## Exercise instructions
Return the entries below in full. Keep every word as it is.

## Material shown
Start of Block

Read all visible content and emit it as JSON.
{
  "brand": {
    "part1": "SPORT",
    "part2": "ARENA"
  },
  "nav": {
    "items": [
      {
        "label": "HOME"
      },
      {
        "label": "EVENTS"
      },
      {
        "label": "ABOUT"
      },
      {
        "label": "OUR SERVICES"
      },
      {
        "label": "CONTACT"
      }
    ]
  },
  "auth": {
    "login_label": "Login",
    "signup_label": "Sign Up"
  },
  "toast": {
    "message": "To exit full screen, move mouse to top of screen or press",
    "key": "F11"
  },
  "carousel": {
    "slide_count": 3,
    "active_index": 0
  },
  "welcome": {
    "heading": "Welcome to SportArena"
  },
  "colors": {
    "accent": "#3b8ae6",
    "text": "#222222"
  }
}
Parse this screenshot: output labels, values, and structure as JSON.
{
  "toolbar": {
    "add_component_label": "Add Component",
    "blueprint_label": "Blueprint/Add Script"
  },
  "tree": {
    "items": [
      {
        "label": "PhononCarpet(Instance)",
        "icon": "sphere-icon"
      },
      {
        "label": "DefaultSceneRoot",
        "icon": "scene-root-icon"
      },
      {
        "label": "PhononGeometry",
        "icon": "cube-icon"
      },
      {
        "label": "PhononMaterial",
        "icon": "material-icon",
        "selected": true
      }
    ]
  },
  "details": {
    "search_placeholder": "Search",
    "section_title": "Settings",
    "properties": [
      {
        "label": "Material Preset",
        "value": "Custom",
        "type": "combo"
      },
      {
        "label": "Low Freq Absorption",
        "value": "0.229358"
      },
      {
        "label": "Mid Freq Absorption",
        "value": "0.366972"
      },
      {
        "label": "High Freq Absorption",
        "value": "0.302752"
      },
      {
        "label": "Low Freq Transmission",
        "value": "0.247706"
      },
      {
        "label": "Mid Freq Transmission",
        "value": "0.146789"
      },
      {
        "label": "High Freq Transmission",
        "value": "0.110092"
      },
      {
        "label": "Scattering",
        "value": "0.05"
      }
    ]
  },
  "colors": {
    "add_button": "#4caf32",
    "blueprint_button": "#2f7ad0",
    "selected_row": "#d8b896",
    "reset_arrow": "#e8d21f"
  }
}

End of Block

## Task output
Read all visible content and emit it as JSON.
{
  "brand": {
    "part1": "SPORT",
    "part2": "ARENA"
  },
  "nav": {
    "items": [
      {
        "label": "HOME"
      },
      {
        "label": "EVENTS"
      },
      {
        "label": "ABOUT"
      },
      {
        "label": "OUR SERVICES"
      },
      {
        "label": "CONTACT"
      }
    ]
  },
  "auth": {
    "login_label": "Login",
    "signup_label": "Sign Up"
  },
  "toast": {
    "message": "To exit full screen, move mouse to top of screen or press",
    "key": "F11"
  },
  "carousel": {
    "slide_count": 3,
    "active_index": 0
  },
  "welcome": {
    "heading": "Welcome to SportArena"
  },
  "colors": {
    "accent": "#3b8ae6",
    "text": "#222222"
  }
}
Parse this screenshot: output labels, values, and structure as JSON.
{
  "toolbar": {
    "add_component_label": "Add Component",
    "blueprint_label": "Blueprint/Add Script"
  },
  "tree": {
    "items": [
      {
        "label": "PhononCarpet(Instance)",
        "icon": "sphere-icon"
      },
      {
        "label": "DefaultSceneRoot",
        "icon": "scene-root-icon"
      },
      {
        "label": "PhononGeometry",
        "icon": "cube-icon"
      },
      {
        "label": "PhononMaterial",
        "icon": "material-icon",
        "selected": true
      }
    ]
  },
  "details": {
    "search_placeholder": "Search",
    "section_title": "Settings",
    "properties": [
      {
        "label": "Material Preset",
        "value": "Custom",
        "type": "combo"
      },
      {
        "label": "Low Freq Absorption",
        "value": "0.229358"
      },
      {
        "label": "Mid Freq Absorption",
        "value": "0.366972"
      },
      {
        "label": "High Freq Absorption",
        "value": "0.302752"
      },
      {
        "label": "Low Freq Transmission",
        "value": "0.247706"
      },
      {
        "label": "Mid Freq Transmission",
        "value": "0.146789"
      },
      {
        "label": "High Freq Transmission",
        "value": "0.110092"
      },
      {
        "label": "Scattering",
        "value": "0.05"
      }
    ]
  },
  "colors": {
    "add_button": "#4caf32",
    "blueprint_button": "#2f7ad0",
    "selected_row": "#d8b896",
    "reset_arrow": "#e8d21f"
  }
}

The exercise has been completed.